Source records:
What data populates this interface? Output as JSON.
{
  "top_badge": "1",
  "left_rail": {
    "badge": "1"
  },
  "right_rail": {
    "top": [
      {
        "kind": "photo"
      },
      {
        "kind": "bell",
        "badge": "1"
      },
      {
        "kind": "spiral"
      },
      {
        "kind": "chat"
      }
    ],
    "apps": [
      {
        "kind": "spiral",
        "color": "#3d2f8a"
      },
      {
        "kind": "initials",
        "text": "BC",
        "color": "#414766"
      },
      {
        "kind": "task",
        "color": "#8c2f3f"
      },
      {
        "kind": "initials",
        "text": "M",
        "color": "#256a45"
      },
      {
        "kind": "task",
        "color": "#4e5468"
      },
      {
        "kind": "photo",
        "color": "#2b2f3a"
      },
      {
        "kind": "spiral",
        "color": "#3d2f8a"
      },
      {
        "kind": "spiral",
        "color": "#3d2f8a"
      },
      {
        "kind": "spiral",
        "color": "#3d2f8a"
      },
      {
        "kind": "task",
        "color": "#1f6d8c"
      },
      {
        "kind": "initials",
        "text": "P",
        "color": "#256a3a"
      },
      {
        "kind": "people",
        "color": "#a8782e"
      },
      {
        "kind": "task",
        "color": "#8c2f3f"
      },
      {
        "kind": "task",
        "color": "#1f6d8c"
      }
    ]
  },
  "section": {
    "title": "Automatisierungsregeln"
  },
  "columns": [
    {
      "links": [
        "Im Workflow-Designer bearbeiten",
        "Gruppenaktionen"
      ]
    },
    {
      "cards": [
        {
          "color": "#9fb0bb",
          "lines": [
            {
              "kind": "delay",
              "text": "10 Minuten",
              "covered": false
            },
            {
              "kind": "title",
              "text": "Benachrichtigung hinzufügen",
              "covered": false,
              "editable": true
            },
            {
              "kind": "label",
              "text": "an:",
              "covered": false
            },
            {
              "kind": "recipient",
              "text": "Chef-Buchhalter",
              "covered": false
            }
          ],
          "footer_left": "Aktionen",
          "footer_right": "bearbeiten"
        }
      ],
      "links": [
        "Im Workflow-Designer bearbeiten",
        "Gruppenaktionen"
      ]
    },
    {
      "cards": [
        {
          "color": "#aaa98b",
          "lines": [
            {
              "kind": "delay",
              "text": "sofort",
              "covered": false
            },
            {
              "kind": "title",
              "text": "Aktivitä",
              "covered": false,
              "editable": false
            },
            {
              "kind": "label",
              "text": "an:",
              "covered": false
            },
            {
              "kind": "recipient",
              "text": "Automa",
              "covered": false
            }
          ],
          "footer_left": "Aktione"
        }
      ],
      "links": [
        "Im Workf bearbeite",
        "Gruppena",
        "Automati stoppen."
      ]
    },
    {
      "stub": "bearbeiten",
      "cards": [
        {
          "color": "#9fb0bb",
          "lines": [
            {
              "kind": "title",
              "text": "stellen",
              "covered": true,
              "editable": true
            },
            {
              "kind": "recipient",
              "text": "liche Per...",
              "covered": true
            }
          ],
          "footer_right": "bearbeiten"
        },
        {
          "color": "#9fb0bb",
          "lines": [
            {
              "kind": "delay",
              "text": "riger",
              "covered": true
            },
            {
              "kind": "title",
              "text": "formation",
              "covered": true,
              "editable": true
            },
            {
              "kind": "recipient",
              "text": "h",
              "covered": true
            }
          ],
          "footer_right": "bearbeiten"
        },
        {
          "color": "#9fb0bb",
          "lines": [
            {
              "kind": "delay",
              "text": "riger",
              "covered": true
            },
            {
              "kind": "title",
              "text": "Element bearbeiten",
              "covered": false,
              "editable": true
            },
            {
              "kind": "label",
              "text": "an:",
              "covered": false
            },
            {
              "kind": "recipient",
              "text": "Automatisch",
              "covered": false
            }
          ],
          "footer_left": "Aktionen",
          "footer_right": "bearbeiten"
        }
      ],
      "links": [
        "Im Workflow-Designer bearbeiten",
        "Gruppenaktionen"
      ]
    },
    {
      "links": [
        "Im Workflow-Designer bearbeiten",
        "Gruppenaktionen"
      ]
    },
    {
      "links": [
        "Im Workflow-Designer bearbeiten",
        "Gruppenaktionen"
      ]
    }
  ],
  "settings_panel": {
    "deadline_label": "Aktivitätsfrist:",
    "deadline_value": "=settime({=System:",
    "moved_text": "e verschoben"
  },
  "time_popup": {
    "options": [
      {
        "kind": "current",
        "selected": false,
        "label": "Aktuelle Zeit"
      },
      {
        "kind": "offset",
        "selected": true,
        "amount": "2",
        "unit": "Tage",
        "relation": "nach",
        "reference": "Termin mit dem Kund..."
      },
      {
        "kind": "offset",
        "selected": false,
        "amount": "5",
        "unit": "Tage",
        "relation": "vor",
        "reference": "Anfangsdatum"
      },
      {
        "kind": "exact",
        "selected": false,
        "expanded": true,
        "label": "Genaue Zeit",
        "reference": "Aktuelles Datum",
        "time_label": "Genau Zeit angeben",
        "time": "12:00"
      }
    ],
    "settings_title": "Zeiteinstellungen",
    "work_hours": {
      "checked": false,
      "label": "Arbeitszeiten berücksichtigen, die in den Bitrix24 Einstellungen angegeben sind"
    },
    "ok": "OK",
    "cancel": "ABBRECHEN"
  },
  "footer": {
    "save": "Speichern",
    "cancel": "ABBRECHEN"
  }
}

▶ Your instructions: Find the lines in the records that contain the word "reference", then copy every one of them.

▶ Result below:
        "reference": "Termin mit dem Kund..."
        "reference": "Anfangsdatum"
        "reference": "Aktuelles Datum",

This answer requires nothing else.